A couple positions down the table, the Volvo XC40 EV was up to #7. As a result, all top 7 positions belonged to crossovers and SUVs, and in #10 we have another SUV shining, with the BMW X5 PHEV barge climbing to #10.
In the second half of the table, a mention goes out to the veteran Nissan Leaf, jumping two positions to #13 (where art thou, VW ID.3?…). Meanwhile, the Peugeot e-208 moved up one spot, to #16.
Interestingly, the new face in the top 20 is also coming from Peugeot, with the 2008 EV crossover showing up in #17, increasing the number of BEVs in the table to 12. And a few more pure electric models could join soon, as the #21 Polestar 2 (503 units) or the #22 Mercedes EQA (496) are literally just a few units away from joining the table. They could also increase the number of pure electrics in the top 20.

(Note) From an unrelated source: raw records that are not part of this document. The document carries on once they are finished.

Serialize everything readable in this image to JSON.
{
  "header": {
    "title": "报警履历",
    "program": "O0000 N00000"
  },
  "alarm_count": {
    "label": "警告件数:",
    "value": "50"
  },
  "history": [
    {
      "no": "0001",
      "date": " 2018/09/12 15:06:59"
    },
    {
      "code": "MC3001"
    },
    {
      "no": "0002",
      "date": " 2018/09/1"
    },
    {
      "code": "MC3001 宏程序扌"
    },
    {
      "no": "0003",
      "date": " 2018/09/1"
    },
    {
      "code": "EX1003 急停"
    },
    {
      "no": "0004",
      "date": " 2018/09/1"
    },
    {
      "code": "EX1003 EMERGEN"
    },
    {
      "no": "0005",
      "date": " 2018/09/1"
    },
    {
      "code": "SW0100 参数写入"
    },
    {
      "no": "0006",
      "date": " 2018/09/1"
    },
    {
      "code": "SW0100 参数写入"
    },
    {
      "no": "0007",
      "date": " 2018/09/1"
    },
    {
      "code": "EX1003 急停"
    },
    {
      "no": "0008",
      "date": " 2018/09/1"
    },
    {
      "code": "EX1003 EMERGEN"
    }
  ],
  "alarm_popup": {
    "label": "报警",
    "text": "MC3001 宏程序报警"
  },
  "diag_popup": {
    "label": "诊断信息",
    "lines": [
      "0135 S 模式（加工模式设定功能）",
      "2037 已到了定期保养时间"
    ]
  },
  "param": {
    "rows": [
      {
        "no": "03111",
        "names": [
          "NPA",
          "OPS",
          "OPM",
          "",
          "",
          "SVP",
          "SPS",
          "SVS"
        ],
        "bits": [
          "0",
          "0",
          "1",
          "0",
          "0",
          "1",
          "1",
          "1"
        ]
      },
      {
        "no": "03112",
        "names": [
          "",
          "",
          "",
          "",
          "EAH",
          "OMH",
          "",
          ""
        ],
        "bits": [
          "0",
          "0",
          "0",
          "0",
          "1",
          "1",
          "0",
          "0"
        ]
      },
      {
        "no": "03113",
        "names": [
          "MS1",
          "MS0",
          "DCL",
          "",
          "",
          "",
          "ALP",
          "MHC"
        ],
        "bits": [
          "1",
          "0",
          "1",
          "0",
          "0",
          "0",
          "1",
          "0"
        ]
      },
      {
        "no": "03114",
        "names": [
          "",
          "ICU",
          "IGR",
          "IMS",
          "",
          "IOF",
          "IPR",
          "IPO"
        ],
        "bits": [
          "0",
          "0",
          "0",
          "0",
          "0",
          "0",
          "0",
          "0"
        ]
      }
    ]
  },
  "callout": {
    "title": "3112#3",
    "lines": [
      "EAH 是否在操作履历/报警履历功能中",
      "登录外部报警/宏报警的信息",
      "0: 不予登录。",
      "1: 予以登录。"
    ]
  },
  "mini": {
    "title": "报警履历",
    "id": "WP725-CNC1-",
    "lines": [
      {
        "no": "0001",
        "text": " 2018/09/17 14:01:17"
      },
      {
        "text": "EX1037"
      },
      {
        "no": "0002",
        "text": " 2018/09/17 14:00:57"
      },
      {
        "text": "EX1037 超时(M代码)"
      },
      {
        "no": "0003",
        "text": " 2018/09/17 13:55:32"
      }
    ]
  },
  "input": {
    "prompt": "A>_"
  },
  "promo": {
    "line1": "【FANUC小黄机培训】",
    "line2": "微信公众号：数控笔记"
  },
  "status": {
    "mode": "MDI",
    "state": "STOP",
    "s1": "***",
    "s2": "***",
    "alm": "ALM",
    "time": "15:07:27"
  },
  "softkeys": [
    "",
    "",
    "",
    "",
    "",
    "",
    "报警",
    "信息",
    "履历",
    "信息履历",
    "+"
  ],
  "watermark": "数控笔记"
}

In the manufacturer ranking, Volvo (12%, down 1 percentage point) is still the #1 brand, but it suffered another blow last month, as its PHEV sales are suffering due to the new BEV tide. BMW (11%) hung on to #2, but its over-reliance on PHEVs might mean it won’t wear silver for long.
A rising #3 Ford (9%, up 1 point) is trying to catch up to the top two, but so are rising #4 Skoda (8%, up 1 point) and #5 Kia (7%, up 1 point), both looking to reach the podium.
As for OEMs, Volkswagen Group (21%, up 1 point) gained a little more of a lead over #2 Geely–Volvo (14%). #3 BMW Group (12%), #4 Stellantis (11%), and #5 Renault-Nissan-Mitsubishi Alliance (11%) remain stable, but Hyundai–Kia is closing in, now only 2 points behind the Munich-based group. So, we might see the Koreans reach a medal positions soon.